▶ **Assignment**:
Nothing in the listing should be altered when it is copied, and no picture goes into the copy.

▶ **Dataset entries**:
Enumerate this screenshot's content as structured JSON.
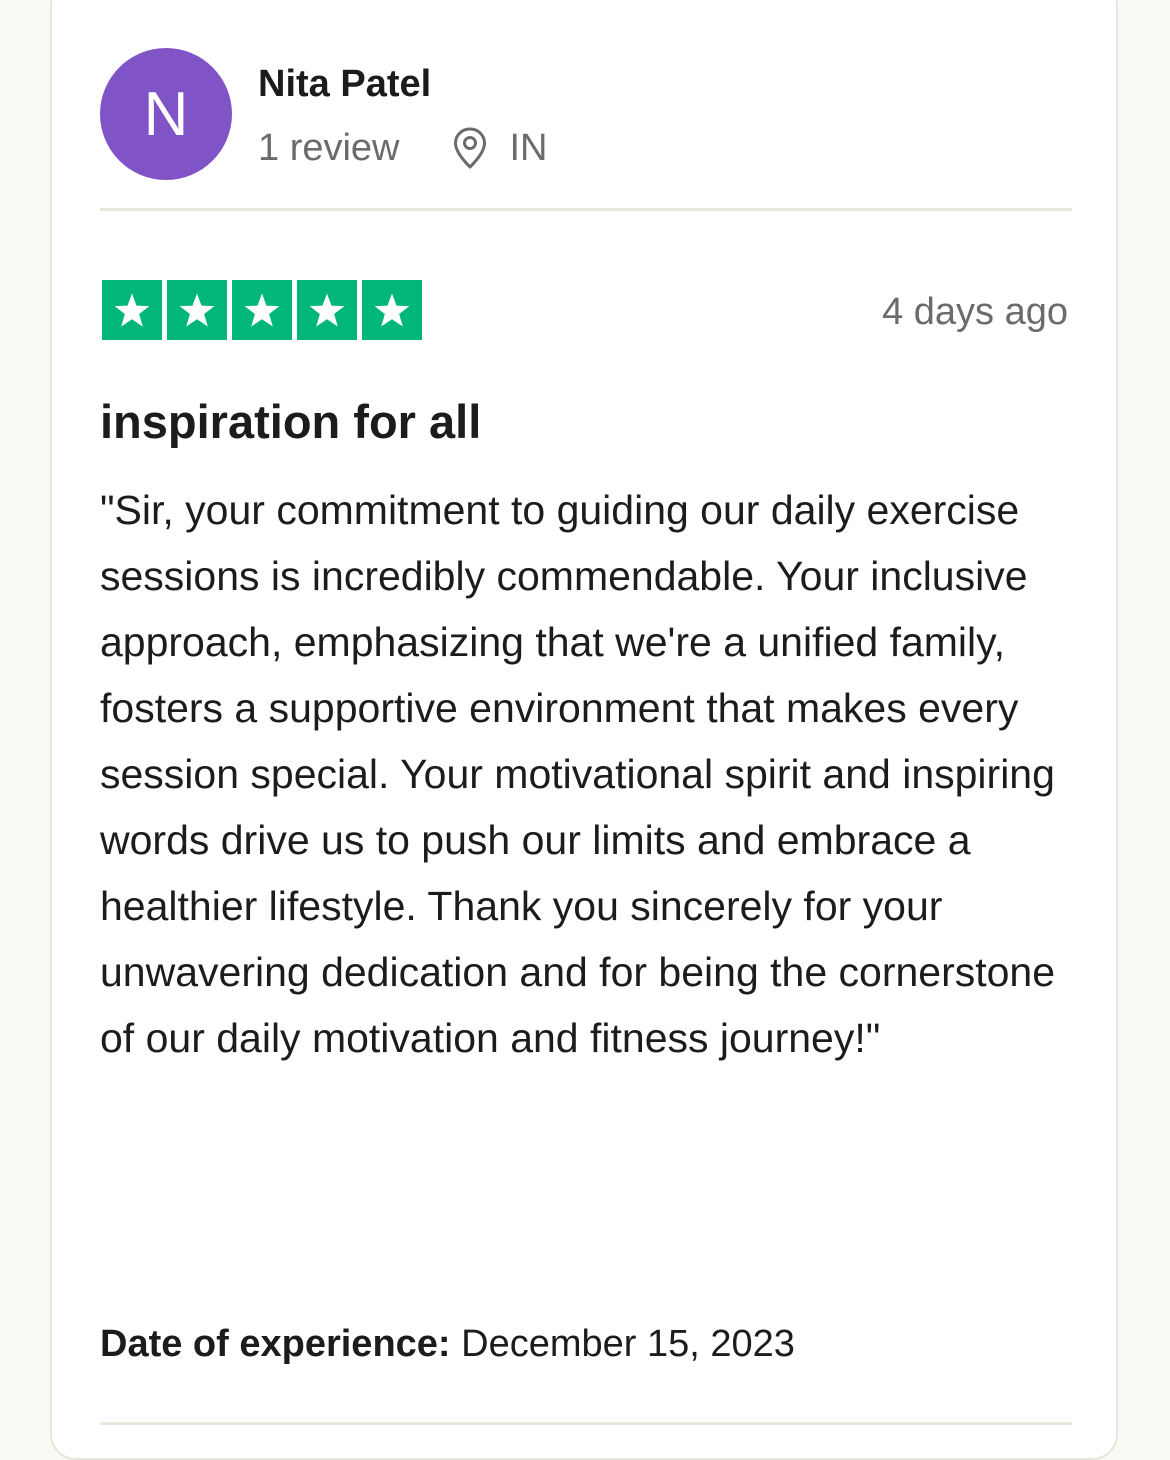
{
  "reviewer": {
    "avatar_initial": "N",
    "avatar_color": "#8054c6",
    "name": "Nita Patel",
    "review_count": "1 review",
    "location_icon": "location-pin-icon",
    "country": "IN"
  },
  "rating": {
    "stars": 5,
    "max_stars": 5,
    "star_color": "#00b67a",
    "star_icon": "star-icon"
  },
  "review": {
    "posted_ago": "4 days ago",
    "title": "inspiration for all",
    "body": "\"Sir, your commitment to guiding our daily exercise sessions is incredibly commendable. Your inclusive approach, emphasizing that we're a unified family, fosters a supportive environment that makes every session special. Your motivational spirit and inspiring words drive us to push our limits and embrace a healthier lifestyle. Thank you sincerely for your unwavering dedication and for being the cornerstone of our daily motivation and fitness journey!\"",
    "experience_label": "Date of experience:",
    "experience_date": "December 15, 2023"
  }
}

▶ **Answer for the task**:
Enumerate this screenshot's content as structured JSON.
{
  "reviewer": {
    "avatar_initial": "N",
    "avatar_color": "#8054c6",
    "name": "Nita Patel",
    "review_count": "1 review",
    "location_icon": "location-pin-icon",
    "country": "IN"
  },
  "rating": {
    "stars": 5,
    "max_stars": 5,
    "star_color": "#00b67a",
    "star_icon": "star-icon"
  },
  "review": {
    "posted_ago": "4 days ago",
    "title": "inspiration for all",
    "body": "\"Sir, your commitment to guiding our daily exercise sessions is incredibly commendable. Your inclusive approach, emphasizing that we're a unified family, fosters a supportive environment that makes every session special. Your motivational spirit and inspiring words drive us to push our limits and embrace a healthier lifestyle. Thank you sincerely for your unwavering dedication and for being the cornerstone of our daily motivation and fitness journey!\"",
    "experience_label": "Date of experience:",
    "experience_date": "December 15, 2023"
  }
}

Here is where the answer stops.